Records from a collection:
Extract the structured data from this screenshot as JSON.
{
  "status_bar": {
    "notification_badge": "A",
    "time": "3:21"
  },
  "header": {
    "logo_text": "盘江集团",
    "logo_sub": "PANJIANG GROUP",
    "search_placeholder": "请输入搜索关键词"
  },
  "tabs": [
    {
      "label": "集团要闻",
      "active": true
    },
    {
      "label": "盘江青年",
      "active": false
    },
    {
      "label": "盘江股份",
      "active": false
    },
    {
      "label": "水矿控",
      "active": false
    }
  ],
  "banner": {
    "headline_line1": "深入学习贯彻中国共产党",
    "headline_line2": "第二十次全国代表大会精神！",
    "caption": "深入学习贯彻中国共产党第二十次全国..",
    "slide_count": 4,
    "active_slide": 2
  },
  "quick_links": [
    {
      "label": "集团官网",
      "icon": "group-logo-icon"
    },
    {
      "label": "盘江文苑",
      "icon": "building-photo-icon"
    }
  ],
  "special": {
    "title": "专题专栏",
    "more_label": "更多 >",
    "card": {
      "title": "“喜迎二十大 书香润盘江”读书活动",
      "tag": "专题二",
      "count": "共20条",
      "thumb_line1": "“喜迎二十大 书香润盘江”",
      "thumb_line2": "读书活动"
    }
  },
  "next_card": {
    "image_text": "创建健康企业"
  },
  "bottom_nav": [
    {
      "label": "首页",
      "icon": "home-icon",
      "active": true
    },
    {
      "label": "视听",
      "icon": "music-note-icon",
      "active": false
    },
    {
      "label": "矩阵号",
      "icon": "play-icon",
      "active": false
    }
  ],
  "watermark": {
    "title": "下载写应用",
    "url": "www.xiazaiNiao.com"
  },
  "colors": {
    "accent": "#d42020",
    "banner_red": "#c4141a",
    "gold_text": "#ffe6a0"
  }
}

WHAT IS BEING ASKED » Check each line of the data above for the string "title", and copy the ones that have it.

RESPONSE TO THIS TASK »
    "title": "专题专栏",
      "title": "“喜迎二十大 书香润盘江”读书活动",
    "title": "下载写应用",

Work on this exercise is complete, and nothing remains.